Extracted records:

§ §

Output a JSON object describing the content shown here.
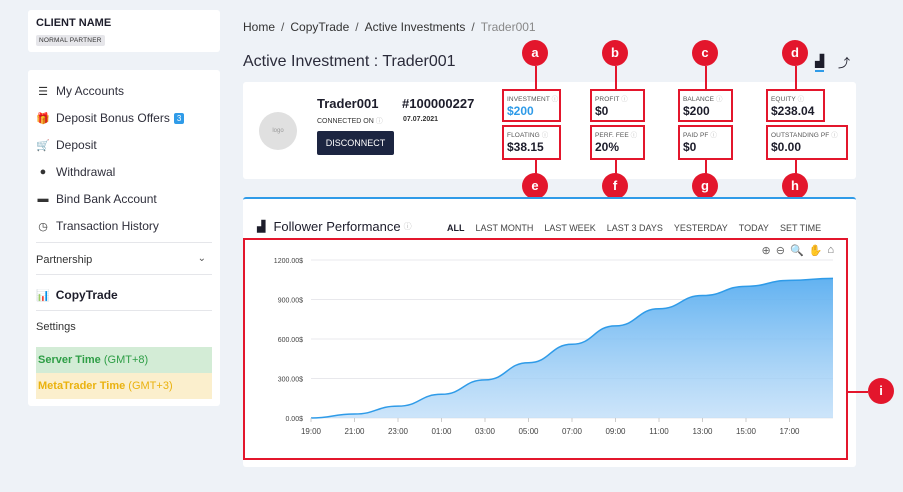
{
  "client": {
    "name": "CLIENT NAME",
    "tier": "NORMAL PARTNER"
  },
  "sidebar": {
    "items": [
      {
        "label": "My Accounts",
        "icon": "list-icon"
      },
      {
        "label": "Deposit Bonus Offers",
        "icon": "gift-icon",
        "badge": "3"
      },
      {
        "label": "Deposit",
        "icon": "cart-icon"
      },
      {
        "label": "Withdrawal",
        "icon": "withdraw-icon"
      },
      {
        "label": "Bind Bank Account",
        "icon": "card-icon"
      },
      {
        "label": "Transaction History",
        "icon": "clock-icon"
      }
    ],
    "partnership": "Partnership",
    "copytrade": "CopyTrade",
    "settings": "Settings",
    "server_time": {
      "label": "Server Time",
      "zone": "(GMT+8)"
    },
    "mt_time": {
      "label": "MetaTrader Time",
      "zone": "(GMT+3)"
    }
  },
  "breadcrumb": [
    "Home",
    "CopyTrade",
    "Active Investments",
    "Trader001"
  ],
  "page_title": "Active Investment : Trader001",
  "trader": {
    "name": "Trader001",
    "id": "#100000227",
    "connected_label": "CONNECTED ON",
    "connected_date": "07.07.2021",
    "disconnect": "DISCONNECT",
    "avatar_text": "logo"
  },
  "stats": [
    {
      "label": "INVESTMENT",
      "value": "$200",
      "marker": "a"
    },
    {
      "label": "PROFIT",
      "value": "$0",
      "marker": "b"
    },
    {
      "label": "BALANCE",
      "value": "$200",
      "marker": "c"
    },
    {
      "label": "EQUITY",
      "value": "$238.04",
      "marker": "d"
    },
    {
      "label": "FLOATING",
      "value": "$38.15",
      "marker": "e"
    },
    {
      "label": "PERF. FEE",
      "value": "20%",
      "marker": "f"
    },
    {
      "label": "PAID PF",
      "value": "$0",
      "marker": "g"
    },
    {
      "label": "OUTSTANDING PF",
      "value": "$0.00",
      "marker": "h"
    }
  ],
  "performance": {
    "title": "Follower Performance",
    "filters": [
      "ALL",
      "LAST MONTH",
      "LAST WEEK",
      "LAST 3 DAYS",
      "YESTERDAY",
      "TODAY",
      "SET TIME"
    ],
    "active_filter": "ALL",
    "marker": "i"
  },
  "colors": {
    "accent": "#2f9be8",
    "annotation": "#e3162c",
    "dark": "#1c2541"
  },
  "chart_data": {
    "type": "area",
    "x": [
      "19:00",
      "21:00",
      "23:00",
      "01:00",
      "03:00",
      "05:00",
      "07:00",
      "09:00",
      "11:00",
      "13:00",
      "15:00",
      "17:00",
      "18:40"
    ],
    "values": [
      0,
      30,
      90,
      180,
      290,
      420,
      560,
      700,
      830,
      930,
      1000,
      1045,
      1060
    ],
    "y_ticks": [
      "0.00$",
      "300.00$",
      "600.00$",
      "900.00$",
      "1200.00$"
    ],
    "x_ticks": [
      "19:00",
      "21:00",
      "23:00",
      "01:00",
      "03:00",
      "05:00",
      "07:00",
      "09:00",
      "11:00",
      "13:00",
      "15:00",
      "17:00"
    ],
    "ylim": [
      0,
      1200
    ],
    "grid": true
  }
}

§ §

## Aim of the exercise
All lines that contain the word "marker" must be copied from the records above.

## Completed exercise
      "marker": "a"
      "marker": "b"
      "marker": "c"
      "marker": "d"
      "marker": "e"
      "marker": "f"
      "marker": "g"
      "marker": "h"
    "marker": "i"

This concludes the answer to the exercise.